## Data listing

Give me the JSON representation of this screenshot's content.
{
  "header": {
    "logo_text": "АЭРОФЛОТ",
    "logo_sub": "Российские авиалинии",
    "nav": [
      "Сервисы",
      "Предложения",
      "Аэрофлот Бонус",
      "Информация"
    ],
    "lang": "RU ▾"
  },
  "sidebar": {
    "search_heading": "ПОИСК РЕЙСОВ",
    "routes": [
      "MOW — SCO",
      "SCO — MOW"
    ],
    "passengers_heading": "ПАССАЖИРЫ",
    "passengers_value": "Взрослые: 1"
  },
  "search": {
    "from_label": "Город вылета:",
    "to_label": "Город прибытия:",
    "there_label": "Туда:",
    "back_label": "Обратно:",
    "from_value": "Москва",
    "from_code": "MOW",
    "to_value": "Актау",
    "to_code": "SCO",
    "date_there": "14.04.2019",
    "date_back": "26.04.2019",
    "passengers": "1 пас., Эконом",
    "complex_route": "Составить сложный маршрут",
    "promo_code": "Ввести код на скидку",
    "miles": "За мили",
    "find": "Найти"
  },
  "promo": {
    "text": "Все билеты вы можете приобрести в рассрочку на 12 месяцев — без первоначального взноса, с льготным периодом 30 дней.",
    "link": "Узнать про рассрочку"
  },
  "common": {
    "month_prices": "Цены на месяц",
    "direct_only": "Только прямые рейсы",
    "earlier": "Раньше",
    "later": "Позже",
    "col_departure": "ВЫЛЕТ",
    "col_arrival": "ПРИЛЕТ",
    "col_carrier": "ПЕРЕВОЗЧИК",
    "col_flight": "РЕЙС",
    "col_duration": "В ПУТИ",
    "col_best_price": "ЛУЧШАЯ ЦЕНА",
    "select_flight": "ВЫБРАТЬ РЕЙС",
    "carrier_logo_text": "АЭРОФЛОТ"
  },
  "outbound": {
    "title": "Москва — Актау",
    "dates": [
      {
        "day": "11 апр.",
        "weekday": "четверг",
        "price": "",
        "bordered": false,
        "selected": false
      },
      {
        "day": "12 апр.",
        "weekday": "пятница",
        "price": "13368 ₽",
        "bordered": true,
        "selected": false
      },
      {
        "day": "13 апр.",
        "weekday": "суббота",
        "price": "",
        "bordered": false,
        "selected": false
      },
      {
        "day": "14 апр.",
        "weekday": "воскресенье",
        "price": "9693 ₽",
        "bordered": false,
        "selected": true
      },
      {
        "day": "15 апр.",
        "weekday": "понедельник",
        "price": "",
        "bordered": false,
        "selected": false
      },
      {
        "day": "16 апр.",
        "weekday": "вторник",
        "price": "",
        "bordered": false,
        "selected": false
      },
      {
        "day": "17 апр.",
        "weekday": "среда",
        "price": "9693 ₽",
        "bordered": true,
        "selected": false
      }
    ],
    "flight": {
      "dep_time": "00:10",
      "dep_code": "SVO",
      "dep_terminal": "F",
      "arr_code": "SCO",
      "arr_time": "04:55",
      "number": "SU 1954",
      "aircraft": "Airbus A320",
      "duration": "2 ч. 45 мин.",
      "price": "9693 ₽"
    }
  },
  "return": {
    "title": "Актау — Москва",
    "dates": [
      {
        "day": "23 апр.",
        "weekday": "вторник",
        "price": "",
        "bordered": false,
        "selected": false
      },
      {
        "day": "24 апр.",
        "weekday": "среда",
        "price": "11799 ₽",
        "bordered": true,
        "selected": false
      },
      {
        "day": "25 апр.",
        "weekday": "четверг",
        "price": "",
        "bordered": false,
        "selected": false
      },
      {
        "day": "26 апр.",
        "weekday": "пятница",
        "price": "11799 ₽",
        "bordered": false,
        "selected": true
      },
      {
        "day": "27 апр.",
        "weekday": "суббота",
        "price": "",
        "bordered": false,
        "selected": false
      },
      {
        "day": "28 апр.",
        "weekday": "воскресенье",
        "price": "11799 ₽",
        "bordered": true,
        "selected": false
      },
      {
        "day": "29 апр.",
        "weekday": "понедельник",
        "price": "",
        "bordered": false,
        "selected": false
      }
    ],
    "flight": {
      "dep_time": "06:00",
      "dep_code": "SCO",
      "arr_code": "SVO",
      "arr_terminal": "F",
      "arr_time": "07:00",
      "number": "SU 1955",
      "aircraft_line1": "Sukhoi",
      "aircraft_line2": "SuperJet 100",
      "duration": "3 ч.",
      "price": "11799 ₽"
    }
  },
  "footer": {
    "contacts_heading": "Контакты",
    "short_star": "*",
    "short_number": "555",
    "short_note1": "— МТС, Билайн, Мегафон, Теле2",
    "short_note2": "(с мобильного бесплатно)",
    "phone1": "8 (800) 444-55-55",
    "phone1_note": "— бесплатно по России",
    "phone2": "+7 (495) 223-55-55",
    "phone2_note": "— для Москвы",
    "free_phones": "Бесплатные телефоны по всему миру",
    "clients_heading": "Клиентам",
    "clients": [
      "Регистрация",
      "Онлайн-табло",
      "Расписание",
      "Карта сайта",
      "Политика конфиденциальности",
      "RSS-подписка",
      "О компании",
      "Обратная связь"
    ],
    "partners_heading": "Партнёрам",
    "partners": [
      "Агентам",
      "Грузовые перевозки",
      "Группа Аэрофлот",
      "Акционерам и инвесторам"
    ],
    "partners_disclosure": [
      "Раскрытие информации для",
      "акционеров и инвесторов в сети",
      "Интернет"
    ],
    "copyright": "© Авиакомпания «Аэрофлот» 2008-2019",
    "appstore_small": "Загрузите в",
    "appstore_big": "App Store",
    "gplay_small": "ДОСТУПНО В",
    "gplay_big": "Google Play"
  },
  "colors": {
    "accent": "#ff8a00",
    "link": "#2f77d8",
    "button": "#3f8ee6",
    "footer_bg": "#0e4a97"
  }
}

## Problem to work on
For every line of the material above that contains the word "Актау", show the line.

## Solution to the problem
    "to_value": "Актау",
    "title": "Москва — Актау",
    "title": "Актау — Москва",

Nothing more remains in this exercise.